Professor Nash said: “Results indicate that the region was affected by severe or multi-year drought on eight occasions (1836-38, 1861-63, 1865-66, 1868-70, 1876-79, 1883-85, 1886-90 and 1895-1900). Six wetter than average periods were also identified (1847-49, 1854-57, 1863-65, 1879-81, 1890-91 and 1892-94). The timing of these events agrees well with independent reconstructions of nineteenth century rainfall for other parts of southern Africa, suggesting subcontinental scale variability.
"The timing of droughts shows a strong relationship with El Niño events, particularly during the latter half of the nineteenth century. Drought events were particularly severe during the rainy season immediately following an El Niño event."
Professor Nash said combining the results of this study with other annually-resolved records of past climate from southern Africa and surrounding oceans shows that mean summer rainfall has been declining progressively over the subcontinent for the last 200 years.
“We knew from our previous research that historical documents held huge potential for reconstructing the climate of the past. What we never expected was the level of detail we would find in materials from KwaZulu-Natal. From newspapers such as the Natal Witness we could build up an almost weekly picture of the weather from across the region.
"Our work not only identifies rainfall variability in KwaZulu-Natal but also confirms that the link between El Niño and drought in southern Africa is long-standing."
The research, funded by the Leverhulme Trust, was conducted in collaboration with the University of Nottingham, Hedmark University College (Norway), King’s College London and the University of Sussex.
The Climate Change article can be read at http://link.springer.com/article/10.1007/s10584-015-1550-8

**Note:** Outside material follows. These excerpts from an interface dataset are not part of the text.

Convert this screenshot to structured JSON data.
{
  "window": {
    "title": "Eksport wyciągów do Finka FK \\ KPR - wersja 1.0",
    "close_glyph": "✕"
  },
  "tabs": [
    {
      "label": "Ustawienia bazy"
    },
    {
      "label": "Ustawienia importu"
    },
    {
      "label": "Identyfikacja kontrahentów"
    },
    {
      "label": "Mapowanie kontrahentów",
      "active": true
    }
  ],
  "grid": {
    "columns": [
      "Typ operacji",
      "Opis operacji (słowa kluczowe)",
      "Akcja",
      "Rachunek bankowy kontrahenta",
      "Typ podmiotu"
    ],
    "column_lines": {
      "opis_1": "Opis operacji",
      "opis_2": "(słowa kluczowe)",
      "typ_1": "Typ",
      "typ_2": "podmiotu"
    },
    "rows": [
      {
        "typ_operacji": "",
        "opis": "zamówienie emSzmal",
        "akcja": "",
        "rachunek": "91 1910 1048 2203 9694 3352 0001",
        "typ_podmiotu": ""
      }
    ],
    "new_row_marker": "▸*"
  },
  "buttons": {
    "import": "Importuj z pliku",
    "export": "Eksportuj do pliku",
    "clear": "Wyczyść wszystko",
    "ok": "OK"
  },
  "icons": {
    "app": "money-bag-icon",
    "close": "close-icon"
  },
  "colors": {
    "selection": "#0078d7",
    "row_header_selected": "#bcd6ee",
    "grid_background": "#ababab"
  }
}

For more information on Professor Nash’s research, go to Past Human and Environment Dynamics research group.